As shown in FIGS. 2 and 3, it is seen that the door frame 1 on the opposite side relative to the hinges of the door 11 includes a series of auxiliary bolts 2, which are horizontally arranged and rigidly fixed at one end to a vertical bar 3. The latter is carried by a plurality of lever arms 7 which are all of the same length, parallel to each other and inclined in upward direction away from the bolts 2. The lever arms 7 are pivoted to the bar 3 at 7' and to the door frame at 7". Thus, the combination of the bar 3 and auxiliary bolts 2 is allowed to bodily pivot around pivot axis 7", while remaining parallel to itself. Upon pivoting, the auxiliary bolts 2 project from the door frame through the apertures 8 of the frame 1. A lever 4 is pivoted to the frame at 4' intermediate its ends. The free upper end 4" of the lever 4 is aligned with one of the apertures of the frame 1, which registers with the conventional bolt 10. The latter is operated by a conventional lock for the door 11, for instance installed in the door knob and key actuated. Thus, when the conventional bolt 10 projects from the free edge of the door 11, in closed position, it abuts against the free end 4" of lever 4 and pivots the latter around the pivot axis 4'. The free lower end of lever 4 is pivoted at 4'" to a link 5, the other end of which is pivoted at 5' to one end of a bell crank 6, the elbow portion of which is pivoted at 6' in the frame 1. The other end of the bell crank 6 is pivoted at 6" to the vertical bar 3. Thus, when the conventional bolt 10 abuts against the upper end 4", it produces displacement of the link 5 to the right and pivots the bell crank 6 in a counterclockwise direction to displace the bar 3 upward and outward or rightward, until the auxiliary bolts 2 project through the apertures 8 of the door frame to engage in the adjacent openings 8' and cavities 8" in the door 11. The openings 8' are provided in a metal strip 20, fixed on the free edge of the door 11.

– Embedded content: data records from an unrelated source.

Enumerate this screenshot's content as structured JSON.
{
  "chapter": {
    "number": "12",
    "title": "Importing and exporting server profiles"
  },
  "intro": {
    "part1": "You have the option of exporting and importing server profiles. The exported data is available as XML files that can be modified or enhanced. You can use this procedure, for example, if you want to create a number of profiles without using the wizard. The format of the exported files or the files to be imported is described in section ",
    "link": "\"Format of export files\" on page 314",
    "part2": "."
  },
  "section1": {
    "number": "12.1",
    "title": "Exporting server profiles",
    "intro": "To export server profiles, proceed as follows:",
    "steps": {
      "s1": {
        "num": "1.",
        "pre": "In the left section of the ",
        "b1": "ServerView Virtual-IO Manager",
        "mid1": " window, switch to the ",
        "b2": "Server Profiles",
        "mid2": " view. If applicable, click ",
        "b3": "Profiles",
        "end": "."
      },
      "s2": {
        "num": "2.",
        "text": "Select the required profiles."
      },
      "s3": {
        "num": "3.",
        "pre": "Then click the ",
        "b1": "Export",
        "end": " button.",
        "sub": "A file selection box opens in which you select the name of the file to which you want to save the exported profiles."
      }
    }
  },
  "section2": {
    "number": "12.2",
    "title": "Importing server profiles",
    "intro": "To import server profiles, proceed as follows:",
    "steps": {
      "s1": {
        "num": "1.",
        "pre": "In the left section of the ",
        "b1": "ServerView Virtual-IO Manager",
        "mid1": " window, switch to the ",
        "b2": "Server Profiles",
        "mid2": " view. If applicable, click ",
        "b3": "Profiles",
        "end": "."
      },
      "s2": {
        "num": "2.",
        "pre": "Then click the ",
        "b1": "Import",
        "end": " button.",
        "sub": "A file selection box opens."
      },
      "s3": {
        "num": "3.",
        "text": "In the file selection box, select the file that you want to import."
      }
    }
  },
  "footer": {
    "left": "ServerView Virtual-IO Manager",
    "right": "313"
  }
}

FIG. 3 clearly shows the conventional bolt 10 as well as the auxiliary bolts 2, all in locking position, locking the door in closed position. For greater safety, the door 11 itself is covered on each of its opposite faces with a metal plate 12, itself covered with a wood panel 13 for improved locking of the door. The door may be provided with a peep-hole 18'.
To make the door even safer, the door hinge includes hinge plates 17 and 17' extending co-extensive with the height of the door and door frame, respectively. Those hinge plates are connected by spaced-apart hinge pins 18. The hinge plate 17 is provided with several fixed bolts 15 which, upon closing the door 11, engage in the openings 6 of the hinge plate 17' and in cavities of the door frame 1, as shown in FIG. 5. Thus, after the door has been closed and locked, it cannot be removed at the hinge, even if the hinge pins 18 are pulled out.
Because bar 3 is pivotally connected to the door frame 1 by inclined lever arms 7, bar 3 and auxiliary bolts 2 fixed to the same are urged by gravity to take a withdrawn door unlocking position. Therefore, it is always possible to open the door, should one of the pivotal points 4', 4"', 7' or 7" break under stress or wear.
In order to ease the operation of the lock which operates the bolt 10, the auxiliary bolt mechanism in the door frame is counterbalanced, for example by means of springs 21 secured at one end to the vertical bar 3, and at the other end to the door frame 1. The auxiliary bolt mechanism is housed in the door frame and in the associated wall. This alows to lighten the door 11 itself and it thus eases its handling.